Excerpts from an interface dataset
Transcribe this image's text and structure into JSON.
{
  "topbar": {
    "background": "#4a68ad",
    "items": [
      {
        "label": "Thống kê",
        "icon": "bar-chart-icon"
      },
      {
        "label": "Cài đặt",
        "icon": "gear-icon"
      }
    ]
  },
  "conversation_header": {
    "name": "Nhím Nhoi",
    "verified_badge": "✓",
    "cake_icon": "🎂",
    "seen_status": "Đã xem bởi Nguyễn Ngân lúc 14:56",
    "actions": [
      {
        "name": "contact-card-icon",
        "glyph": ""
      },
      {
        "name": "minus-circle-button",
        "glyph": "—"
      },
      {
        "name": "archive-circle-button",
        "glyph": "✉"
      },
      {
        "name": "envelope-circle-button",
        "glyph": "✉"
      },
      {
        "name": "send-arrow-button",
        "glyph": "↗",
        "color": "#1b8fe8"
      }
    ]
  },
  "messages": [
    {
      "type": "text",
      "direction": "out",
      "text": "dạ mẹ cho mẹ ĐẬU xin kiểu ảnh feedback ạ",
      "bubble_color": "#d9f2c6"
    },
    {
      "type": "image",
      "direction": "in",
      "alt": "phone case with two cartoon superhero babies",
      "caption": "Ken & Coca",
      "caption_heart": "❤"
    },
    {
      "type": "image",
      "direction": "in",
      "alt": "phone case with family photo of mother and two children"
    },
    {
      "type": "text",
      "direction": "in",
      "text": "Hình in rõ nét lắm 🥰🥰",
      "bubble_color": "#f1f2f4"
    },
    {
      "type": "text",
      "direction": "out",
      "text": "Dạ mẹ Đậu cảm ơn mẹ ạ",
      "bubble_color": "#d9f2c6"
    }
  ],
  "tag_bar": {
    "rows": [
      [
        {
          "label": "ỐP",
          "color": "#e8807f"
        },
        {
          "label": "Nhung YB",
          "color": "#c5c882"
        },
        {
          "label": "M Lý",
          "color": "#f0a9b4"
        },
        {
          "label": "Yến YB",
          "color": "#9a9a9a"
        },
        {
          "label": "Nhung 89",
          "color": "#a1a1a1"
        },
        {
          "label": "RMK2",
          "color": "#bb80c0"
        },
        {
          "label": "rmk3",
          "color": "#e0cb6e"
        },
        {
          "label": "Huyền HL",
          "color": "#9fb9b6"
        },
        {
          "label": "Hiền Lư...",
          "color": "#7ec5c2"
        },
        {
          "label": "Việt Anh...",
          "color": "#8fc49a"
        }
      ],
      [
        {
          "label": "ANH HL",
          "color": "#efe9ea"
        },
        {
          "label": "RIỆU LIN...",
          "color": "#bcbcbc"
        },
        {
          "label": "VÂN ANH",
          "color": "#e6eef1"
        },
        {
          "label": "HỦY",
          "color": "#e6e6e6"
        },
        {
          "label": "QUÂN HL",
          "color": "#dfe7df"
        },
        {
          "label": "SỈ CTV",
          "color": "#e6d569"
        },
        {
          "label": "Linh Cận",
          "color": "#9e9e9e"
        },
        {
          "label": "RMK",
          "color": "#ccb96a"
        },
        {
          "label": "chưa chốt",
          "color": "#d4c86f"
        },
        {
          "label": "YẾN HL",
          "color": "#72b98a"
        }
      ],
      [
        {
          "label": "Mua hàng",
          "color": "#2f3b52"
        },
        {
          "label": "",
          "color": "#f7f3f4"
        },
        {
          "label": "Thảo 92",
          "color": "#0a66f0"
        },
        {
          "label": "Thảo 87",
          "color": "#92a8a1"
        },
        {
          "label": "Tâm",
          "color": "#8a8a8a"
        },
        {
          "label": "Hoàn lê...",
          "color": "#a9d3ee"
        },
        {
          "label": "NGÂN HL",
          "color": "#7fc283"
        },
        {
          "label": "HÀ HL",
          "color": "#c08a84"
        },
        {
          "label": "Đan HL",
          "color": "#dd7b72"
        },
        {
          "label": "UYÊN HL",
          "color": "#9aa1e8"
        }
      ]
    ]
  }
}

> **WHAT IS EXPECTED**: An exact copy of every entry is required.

> **RESULT**:
Transcribe this image's text and structure into JSON.
{
  "topbar": {
    "background": "#4a68ad",
    "items": [
      {
        "label": "Thống kê",
        "icon": "bar-chart-icon"
      },
      {
        "label": "Cài đặt",
        "icon": "gear-icon"
      }
    ]
  },
  "conversation_header": {
    "name": "Nhím Nhoi",
    "verified_badge": "✓",
    "cake_icon": "🎂",
    "seen_status": "Đã xem bởi Nguyễn Ngân lúc 14:56",
    "actions": [
      {
        "name": "contact-card-icon",
        "glyph": ""
      },
      {
        "name": "minus-circle-button",
        "glyph": "—"
      },
      {
        "name": "archive-circle-button",
        "glyph": "✉"
      },
      {
        "name": "envelope-circle-button",
        "glyph": "✉"
      },
      {
        "name": "send-arrow-button",
        "glyph": "↗",
        "color": "#1b8fe8"
      }
    ]
  },
  "messages": [
    {
      "type": "text",
      "direction": "out",
      "text": "dạ mẹ cho mẹ ĐẬU xin kiểu ảnh feedback ạ",
      "bubble_color": "#d9f2c6"
    },
    {
      "type": "image",
      "direction": "in",
      "alt": "phone case with two cartoon superhero babies",
      "caption": "Ken & Coca",
      "caption_heart": "❤"
    },
    {
      "type": "image",
      "direction": "in",
      "alt": "phone case with family photo of mother and two children"
    },
    {
      "type": "text",
      "direction": "in",
      "text": "Hình in rõ nét lắm 🥰🥰",
      "bubble_color": "#f1f2f4"
    },
    {
      "type": "text",
      "direction": "out",
      "text": "Dạ mẹ Đậu cảm ơn mẹ ạ",
      "bubble_color": "#d9f2c6"
    }
  ],
  "tag_bar": {
    "rows": [
      [
        {
          "label": "ỐP",
          "color": "#e8807f"
        },
        {
          "label": "Nhung YB",
          "color": "#c5c882"
        },
        {
          "label": "M Lý",
          "color": "#f0a9b4"
        },
        {
          "label": "Yến YB",
          "color": "#9a9a9a"
        },
        {
          "label": "Nhung 89",
          "color": "#a1a1a1"
        },
        {
          "label": "RMK2",
          "color": "#bb80c0"
        },
        {
          "label": "rmk3",
          "color": "#e0cb6e"
        },
        {
          "label": "Huyền HL",
          "color": "#9fb9b6"
        },
        {
          "label": "Hiền Lư...",
          "color": "#7ec5c2"
        },
        {
          "label": "Việt Anh...",
          "color": "#8fc49a"
        }
      ],
      [
        {
          "label": "ANH HL",
          "color": "#efe9ea"
        },
        {
          "label": "RIỆU LIN...",
          "color": "#bcbcbc"
        },
        {
          "label": "VÂN ANH",
          "color": "#e6eef1"
        },
        {
          "label": "HỦY",
          "color": "#e6e6e6"
        },
        {
          "label": "QUÂN HL",
          "color": "#dfe7df"
        },
        {
          "label": "SỈ CTV",
          "color": "#e6d569"
        },
        {
          "label": "Linh Cận",
          "color": "#9e9e9e"
        },
        {
          "label": "RMK",
          "color": "#ccb96a"
        },
        {
          "label": "chưa chốt",
          "color": "#d4c86f"
        },
        {
          "label": "YẾN HL",
          "color": "#72b98a"
        }
      ],
      [
        {
          "label": "Mua hàng",
          "color": "#2f3b52"
        },
        {
          "label": "",
          "color": "#f7f3f4"
        },
        {
          "label": "Thảo 92",
          "color": "#0a66f0"
        },
        {
          "label": "Thảo 87",
          "color": "#92a8a1"
        },
        {
          "label": "Tâm",
          "color": "#8a8a8a"
        },
        {
          "label": "Hoàn lê...",
          "color": "#a9d3ee"
        },
        {
          "label": "NGÂN HL",
          "color": "#7fc283"
        },
        {
          "label": "HÀ HL",
          "color": "#c08a84"
        },
        {
          "label": "Đan HL",
          "color": "#dd7b72"
        },
        {
          "label": "UYÊN HL",
          "color": "#9aa1e8"
        }
      ]
    ]
  }
}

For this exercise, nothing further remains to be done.